## Task statement:
Return only the number of lines in the data below where the word "name" appears.

## Task inputs:

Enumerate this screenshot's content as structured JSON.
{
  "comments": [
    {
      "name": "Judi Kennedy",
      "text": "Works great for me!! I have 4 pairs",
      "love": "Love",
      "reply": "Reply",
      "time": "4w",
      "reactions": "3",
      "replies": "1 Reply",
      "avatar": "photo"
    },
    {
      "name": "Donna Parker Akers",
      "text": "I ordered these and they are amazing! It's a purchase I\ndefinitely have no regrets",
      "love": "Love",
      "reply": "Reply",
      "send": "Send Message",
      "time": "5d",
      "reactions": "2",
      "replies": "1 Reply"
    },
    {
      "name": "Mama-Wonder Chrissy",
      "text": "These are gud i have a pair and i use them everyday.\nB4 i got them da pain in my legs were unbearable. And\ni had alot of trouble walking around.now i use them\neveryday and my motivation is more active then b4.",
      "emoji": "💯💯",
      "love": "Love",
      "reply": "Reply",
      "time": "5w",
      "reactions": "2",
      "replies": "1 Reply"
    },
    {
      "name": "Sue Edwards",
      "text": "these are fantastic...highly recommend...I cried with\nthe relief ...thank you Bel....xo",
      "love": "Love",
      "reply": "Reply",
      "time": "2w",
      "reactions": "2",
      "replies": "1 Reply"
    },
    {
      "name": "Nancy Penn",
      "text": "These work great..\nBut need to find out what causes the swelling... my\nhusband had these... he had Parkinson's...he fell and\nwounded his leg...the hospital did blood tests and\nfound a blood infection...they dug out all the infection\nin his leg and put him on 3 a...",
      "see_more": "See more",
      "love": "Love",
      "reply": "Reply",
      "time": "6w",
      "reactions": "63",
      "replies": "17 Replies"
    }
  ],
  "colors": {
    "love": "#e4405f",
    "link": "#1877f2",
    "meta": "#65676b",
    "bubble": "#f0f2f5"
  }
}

## Worked solution:
5